Why your organisation needs an omnichannel customer engagement hub
Creating a seamless, individualised experience across all communication channels is not easy when each is owned and managed by different areas of the business. Fortunately though, by prioritising and constructing an omnichannel customer engagement hub (CEH) organisations can bring together the data, intelligence, and activation technologies that shape world-class customer experiences.
What is an omnichannel customer engagement hub?
An omnichannel engagement hub is a technology stack made up of platforms that are able to work in unison to provide relevant, personalised, consistent, digital experiences across all channels.
Though the goal substantiates the investment, I can’t stress how difficult and lengthy this process can be without the right technologies and partners.
Is your organisation providing a disjointed digital customer experience?
Perhaps your organisation is still grappling with the complexities of building an omnichannel customer engagement hub or still deciding how best to structure the right approach. In the meantime, your customers are left trying to navigate a sub-standard and/or disjointed digital experience. There are a number of factors that contribute to a sub-standard customer experience, including:
- Very little or no relevant information in the engagement, meaning that the customer sees no value.
- Inconsistency between channels and messages (tone, design), due to silos in the organisation – this makes it hard for customers to connect emotionally, as the brand personality is not identifiable.
- Customer journeys are disjointed and not designed to give customers a seamless experience. This creates frustrating and disconnected experiences and possible customer attrition.
- The organisation has made decisions based on operational requirements, rather than customer requirements. For example, pushing all customers to an app, rather than allowing them to engage on the channel they’re most comfortable with.
- Unintelligent processes that are not designed to respond to the customer’s actions. Predefined journeys can be frustrating.
All these symptoms are typically a result of:
- Siloed strategies, where each department focuses on individual goals and so there is no big picture alignment.
- Legacy technology and thinking in the business that limits the ability to provide the ideal customer experience.
- Redundant solutions, where different departments solve the same problem in a different way on different technologies.
- Disjointed data as a result of it residing in various platforms, making it hard to get a view of the entire customer experience.
- No client-centricity because of the difficulties in shifting the culture from product-focused to customer-focused.

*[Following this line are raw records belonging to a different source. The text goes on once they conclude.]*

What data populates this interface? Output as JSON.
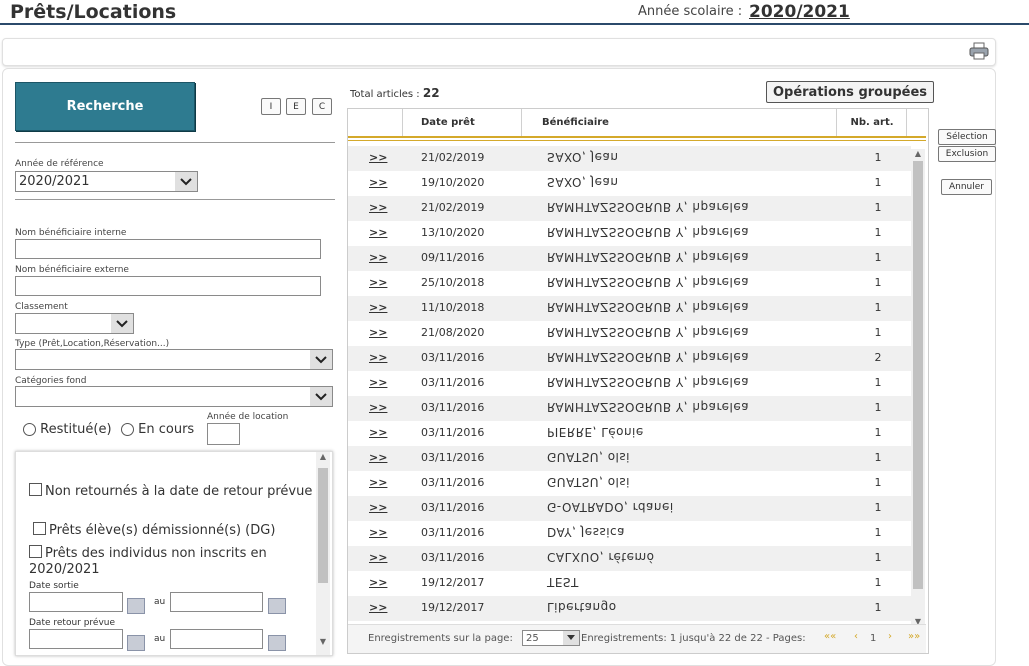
{
  "header": {
    "title": "Prêts/Locations",
    "school_year_label": "Année scolaire :",
    "school_year_value": "2020/2021"
  },
  "toolbar": {
    "print_icon": "printer-icon"
  },
  "search": {
    "button_label": "Recherche",
    "mini_buttons": [
      "I",
      "E",
      "C"
    ],
    "ref_year_label": "Année de référence",
    "ref_year_value": "2020/2021",
    "internal_name_label": "Nom bénéficiaire interne",
    "external_name_label": "Nom bénéficiaire externe",
    "classement_label": "Classement",
    "type_label": "Type (Prêt,Location,Réservation...)",
    "categories_label": "Catégories fond",
    "radio_returned": "Restitué(e)",
    "radio_ongoing": "En cours",
    "rental_year_label": "Année de location",
    "check_not_returned": "Non retournés à la date de retour prévue",
    "check_resigned": "Prêts élève(s) démissionné(s) (DG)",
    "check_not_enrolled": "Prêts des individus non inscrits en 2020/2021",
    "date_out_label": "Date sortie",
    "date_return_label": "Date retour prévue",
    "au_label": "au"
  },
  "grid": {
    "total_label": "Total articles :",
    "total_value": "22",
    "group_ops_label": "Opérations groupées",
    "columns": [
      "Date prêt",
      "Bénéficiaire",
      "Nb. art."
    ],
    "link_text": ">>",
    "rows": [
      {
        "date": "21/02/2019",
        "beneficiary": "SAXO, Jean",
        "count": "1"
      },
      {
        "date": "19/10/2020",
        "beneficiary": "SAXO, Jean",
        "count": "1"
      },
      {
        "date": "21/02/2019",
        "beneficiary": "RAMHTAZSSOGRUB Y, hparelea",
        "count": "1"
      },
      {
        "date": "13/10/2020",
        "beneficiary": "RAMHTAZSSOGRUB Y, hparelea",
        "count": "1"
      },
      {
        "date": "09/11/2016",
        "beneficiary": "RAMHTAZSSOGRUB Y, hparelea",
        "count": "1"
      },
      {
        "date": "25/10/2018",
        "beneficiary": "RAMHTAZSSOGRUB Y, hparelea",
        "count": "1"
      },
      {
        "date": "11/10/2018",
        "beneficiary": "RAMHTAZSSOGRUB Y, hparelea",
        "count": "1"
      },
      {
        "date": "21/08/2020",
        "beneficiary": "RAMHTAZSSOGRUB Y, hparelea",
        "count": "1"
      },
      {
        "date": "03/11/2016",
        "beneficiary": "RAMHTAZSSOGRUB Y, hparelea",
        "count": "2"
      },
      {
        "date": "03/11/2016",
        "beneficiary": "RAMHTAZSSOGRUB Y, hparelea",
        "count": "1"
      },
      {
        "date": "03/11/2016",
        "beneficiary": "RAMHTAZSSOGRUB Y, hparelea",
        "count": "1"
      },
      {
        "date": "03/11/2016",
        "beneficiary": "PIERRE, Léonie",
        "count": "1"
      },
      {
        "date": "03/11/2016",
        "beneficiary": "GUATSU, olsi",
        "count": "1"
      },
      {
        "date": "03/11/2016",
        "beneficiary": "GUATSU, olsi",
        "count": "1"
      },
      {
        "date": "03/11/2016",
        "beneficiary": "G-OATRADO, rdanei",
        "count": "1"
      },
      {
        "date": "03/11/2016",
        "beneficiary": "DAY, Jessica",
        "count": "1"
      },
      {
        "date": "03/11/2016",
        "beneficiary": "CALXUO, rétemó",
        "count": "1"
      },
      {
        "date": "19/12/2017",
        "beneficiary": "TEST",
        "count": "1"
      },
      {
        "date": "19/12/2017",
        "beneficiary": "Libertango",
        "count": "1"
      }
    ],
    "pager": {
      "per_page_label": "Enregistrements sur la page:",
      "per_page_value": "25",
      "records_text": "Enregistrements: 1 jusqu'à 22 de 22 - Pages:",
      "first": "««",
      "prev": "‹",
      "page": "1",
      "next": "›",
      "last": "»»"
    }
  },
  "side_buttons": {
    "selection": "Sélection",
    "exclusion": "Exclusion",
    "cancel": "Annuler"
  },
  "colors": {
    "accent": "#2e7b90",
    "header_line": "#2b4a6b",
    "gold": "#d4a92b"
  }
}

- No journey-centricity because of a misunderstanding of who owns the journey and limited information on what the customer is actually trying to achieve (customer intent).
The end result is customer attrition, which is the opposite of the loyal, engaged customer base all organisations aim for because these customers spend more. The organisation will also eventually face an increased cost to serve its customers.
Improve engagement with an optimal customer engagement model
To build an effective engagement hub, these 5 major categories must be considered:
centralise, analyse, orchestrate, compose and present.
Each of these categories represents one or many technologies in the stack which need to work together to create the optimal engagement.
From a data perspective, for instance, the aim is to centralise data from across the organisation in order to mesh together a single, accurate, queryable view of the customer.
“A single customer view is an aggregation of all data an organisation has on a particular customer, presented to give a clear overview of them and their specific data.” – Brandwatch
In short, the goal of the optimal customer engagement model is to collect data and events to create a loop of intelligence in personalising the ideal customer experience across the available channels.
The power of the omnichannel customer engagement hub
Investing in understanding and building an omnichannel customer engagement hub is vital because it can go a long way to solving the majority of customer engagement issues faced by organisations.
Organisations that understand what an engagement hub might look like for them and build a strategy on how it can be achieved, can start working towards achieving the experience that their customers have come to expect.
Organisations failing to make this their number one strategic and technical priority in a post-COVID world however, can expect to lose customers, as well as experience a reduction in customer spend and an increase in the cost to serve.
In contrast, iteratively improving their technology and capabilities in this space has been shown to reward early-adopting organisations with longer term retention of customers, an increase in customer life-time value and a growing customer base.